(Items from an interface collection)

-- Opening Marker --

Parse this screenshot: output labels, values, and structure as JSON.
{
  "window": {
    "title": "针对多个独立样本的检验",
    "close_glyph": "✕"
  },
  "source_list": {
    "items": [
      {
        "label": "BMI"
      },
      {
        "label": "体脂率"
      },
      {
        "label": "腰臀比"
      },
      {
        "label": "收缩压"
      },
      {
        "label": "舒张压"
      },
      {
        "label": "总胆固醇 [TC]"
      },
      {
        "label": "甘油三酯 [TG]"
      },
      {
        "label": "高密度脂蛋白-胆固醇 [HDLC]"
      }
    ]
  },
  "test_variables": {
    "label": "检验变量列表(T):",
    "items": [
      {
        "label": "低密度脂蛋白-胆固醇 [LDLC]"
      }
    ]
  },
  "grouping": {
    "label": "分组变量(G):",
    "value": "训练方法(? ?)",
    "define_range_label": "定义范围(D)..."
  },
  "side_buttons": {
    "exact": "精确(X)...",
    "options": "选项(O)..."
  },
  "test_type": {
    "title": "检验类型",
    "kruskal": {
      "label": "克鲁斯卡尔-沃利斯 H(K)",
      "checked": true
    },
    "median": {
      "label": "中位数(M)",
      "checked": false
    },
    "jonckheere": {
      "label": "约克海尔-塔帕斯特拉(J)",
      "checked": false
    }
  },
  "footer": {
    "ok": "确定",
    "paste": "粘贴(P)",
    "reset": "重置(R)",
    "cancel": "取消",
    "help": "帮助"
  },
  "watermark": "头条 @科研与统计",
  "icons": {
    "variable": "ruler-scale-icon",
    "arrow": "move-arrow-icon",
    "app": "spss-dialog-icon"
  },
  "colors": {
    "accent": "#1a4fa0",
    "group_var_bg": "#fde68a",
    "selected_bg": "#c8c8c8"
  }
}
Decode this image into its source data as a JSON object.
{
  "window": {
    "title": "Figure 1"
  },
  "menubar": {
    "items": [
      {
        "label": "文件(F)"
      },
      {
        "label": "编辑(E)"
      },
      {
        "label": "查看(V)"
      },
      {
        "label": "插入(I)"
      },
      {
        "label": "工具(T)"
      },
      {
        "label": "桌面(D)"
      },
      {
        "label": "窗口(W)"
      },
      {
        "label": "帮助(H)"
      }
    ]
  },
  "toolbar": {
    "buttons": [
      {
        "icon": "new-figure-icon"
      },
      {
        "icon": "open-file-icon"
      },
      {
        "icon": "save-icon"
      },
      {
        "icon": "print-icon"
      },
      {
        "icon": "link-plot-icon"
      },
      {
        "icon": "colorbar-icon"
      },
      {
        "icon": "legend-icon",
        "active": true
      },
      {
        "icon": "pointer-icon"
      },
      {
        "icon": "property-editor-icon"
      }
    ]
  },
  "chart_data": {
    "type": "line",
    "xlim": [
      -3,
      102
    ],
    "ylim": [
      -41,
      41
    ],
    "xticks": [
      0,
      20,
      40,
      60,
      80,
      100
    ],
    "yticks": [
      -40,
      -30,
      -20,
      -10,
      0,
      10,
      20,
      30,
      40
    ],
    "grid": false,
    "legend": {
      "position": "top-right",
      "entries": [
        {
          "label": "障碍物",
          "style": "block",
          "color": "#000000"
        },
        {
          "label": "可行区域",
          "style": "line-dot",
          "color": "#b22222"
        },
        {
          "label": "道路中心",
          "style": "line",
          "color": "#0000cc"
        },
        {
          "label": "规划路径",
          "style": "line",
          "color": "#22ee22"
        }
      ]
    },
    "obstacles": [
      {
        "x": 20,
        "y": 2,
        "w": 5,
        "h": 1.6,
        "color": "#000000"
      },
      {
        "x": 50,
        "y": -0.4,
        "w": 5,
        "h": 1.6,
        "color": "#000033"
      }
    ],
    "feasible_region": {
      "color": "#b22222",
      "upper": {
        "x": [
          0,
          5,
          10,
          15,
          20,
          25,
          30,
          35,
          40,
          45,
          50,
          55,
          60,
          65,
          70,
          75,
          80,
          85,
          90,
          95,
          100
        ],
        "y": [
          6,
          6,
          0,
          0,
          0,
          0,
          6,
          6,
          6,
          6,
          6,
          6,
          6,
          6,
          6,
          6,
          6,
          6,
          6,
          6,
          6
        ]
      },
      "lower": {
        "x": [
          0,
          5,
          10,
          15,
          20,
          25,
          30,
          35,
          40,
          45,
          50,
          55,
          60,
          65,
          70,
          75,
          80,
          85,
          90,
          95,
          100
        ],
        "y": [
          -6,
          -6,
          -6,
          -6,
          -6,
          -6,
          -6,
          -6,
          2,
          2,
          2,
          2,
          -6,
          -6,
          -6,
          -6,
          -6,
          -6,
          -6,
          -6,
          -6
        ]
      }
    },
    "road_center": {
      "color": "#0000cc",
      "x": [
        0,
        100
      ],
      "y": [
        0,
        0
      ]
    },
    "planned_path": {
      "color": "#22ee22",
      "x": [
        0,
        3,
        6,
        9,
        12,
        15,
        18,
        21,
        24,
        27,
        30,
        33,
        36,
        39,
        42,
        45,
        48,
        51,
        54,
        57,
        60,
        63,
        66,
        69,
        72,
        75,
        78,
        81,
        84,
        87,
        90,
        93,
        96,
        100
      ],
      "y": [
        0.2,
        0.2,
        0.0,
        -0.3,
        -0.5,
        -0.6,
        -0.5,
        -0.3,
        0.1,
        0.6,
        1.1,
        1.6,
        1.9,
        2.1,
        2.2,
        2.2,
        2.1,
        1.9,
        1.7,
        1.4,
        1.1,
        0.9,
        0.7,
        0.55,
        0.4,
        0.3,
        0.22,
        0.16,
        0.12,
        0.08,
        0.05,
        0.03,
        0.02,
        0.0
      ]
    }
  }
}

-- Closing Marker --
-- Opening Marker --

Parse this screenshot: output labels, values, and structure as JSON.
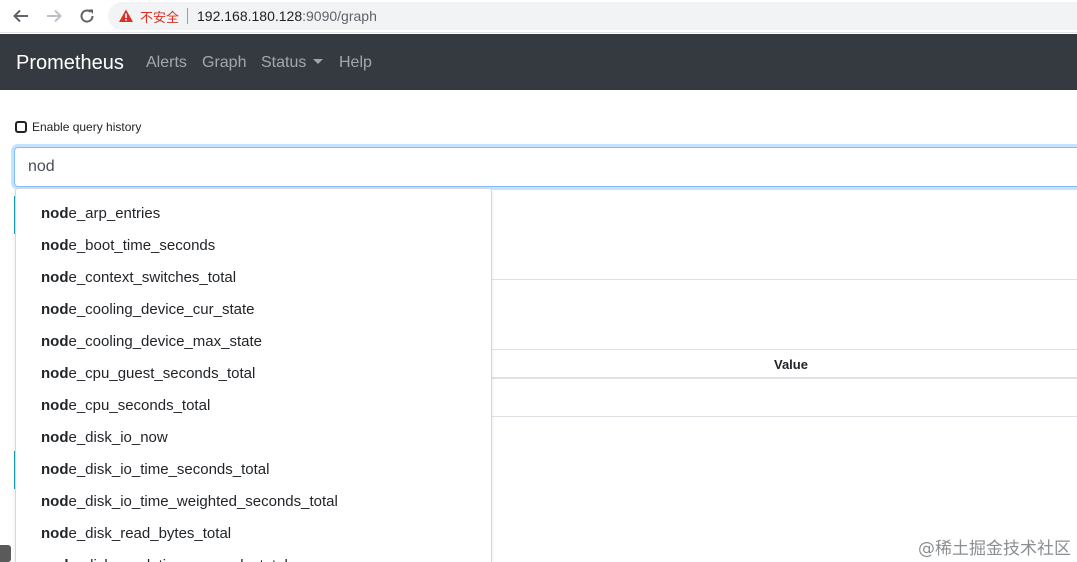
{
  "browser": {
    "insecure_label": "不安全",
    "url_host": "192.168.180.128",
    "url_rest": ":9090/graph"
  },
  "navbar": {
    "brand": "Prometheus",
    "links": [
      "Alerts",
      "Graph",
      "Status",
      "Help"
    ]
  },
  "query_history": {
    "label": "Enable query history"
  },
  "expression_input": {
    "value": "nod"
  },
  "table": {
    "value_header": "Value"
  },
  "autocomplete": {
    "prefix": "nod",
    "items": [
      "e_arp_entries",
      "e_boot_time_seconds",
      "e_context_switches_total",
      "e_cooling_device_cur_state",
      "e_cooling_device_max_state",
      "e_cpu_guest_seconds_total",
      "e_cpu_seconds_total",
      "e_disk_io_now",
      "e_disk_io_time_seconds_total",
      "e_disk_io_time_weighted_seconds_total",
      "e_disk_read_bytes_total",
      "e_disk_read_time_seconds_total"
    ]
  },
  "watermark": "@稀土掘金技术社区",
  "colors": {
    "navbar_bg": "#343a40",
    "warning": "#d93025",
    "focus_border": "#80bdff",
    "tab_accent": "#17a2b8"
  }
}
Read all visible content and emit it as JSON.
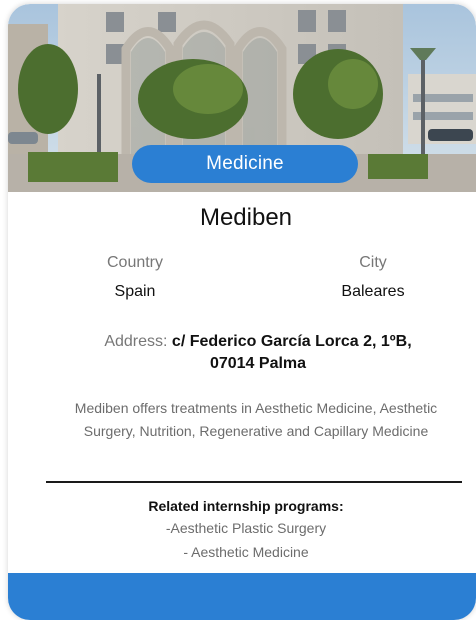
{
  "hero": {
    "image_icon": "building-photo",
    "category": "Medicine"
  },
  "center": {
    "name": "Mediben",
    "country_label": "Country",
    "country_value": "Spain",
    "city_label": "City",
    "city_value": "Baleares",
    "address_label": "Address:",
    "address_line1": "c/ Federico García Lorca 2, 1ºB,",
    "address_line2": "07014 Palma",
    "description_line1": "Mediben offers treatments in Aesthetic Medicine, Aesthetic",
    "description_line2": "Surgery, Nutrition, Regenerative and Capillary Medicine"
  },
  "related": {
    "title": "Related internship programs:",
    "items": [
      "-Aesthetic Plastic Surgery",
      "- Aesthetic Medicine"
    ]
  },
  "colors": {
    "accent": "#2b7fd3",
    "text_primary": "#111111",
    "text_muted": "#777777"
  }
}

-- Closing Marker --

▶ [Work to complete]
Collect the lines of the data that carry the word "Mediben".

▶ [Exercise response]
    "name": "Mediben",
    "description_line1": "Mediben offers treatments in Aesthetic Medicine, Aesthetic",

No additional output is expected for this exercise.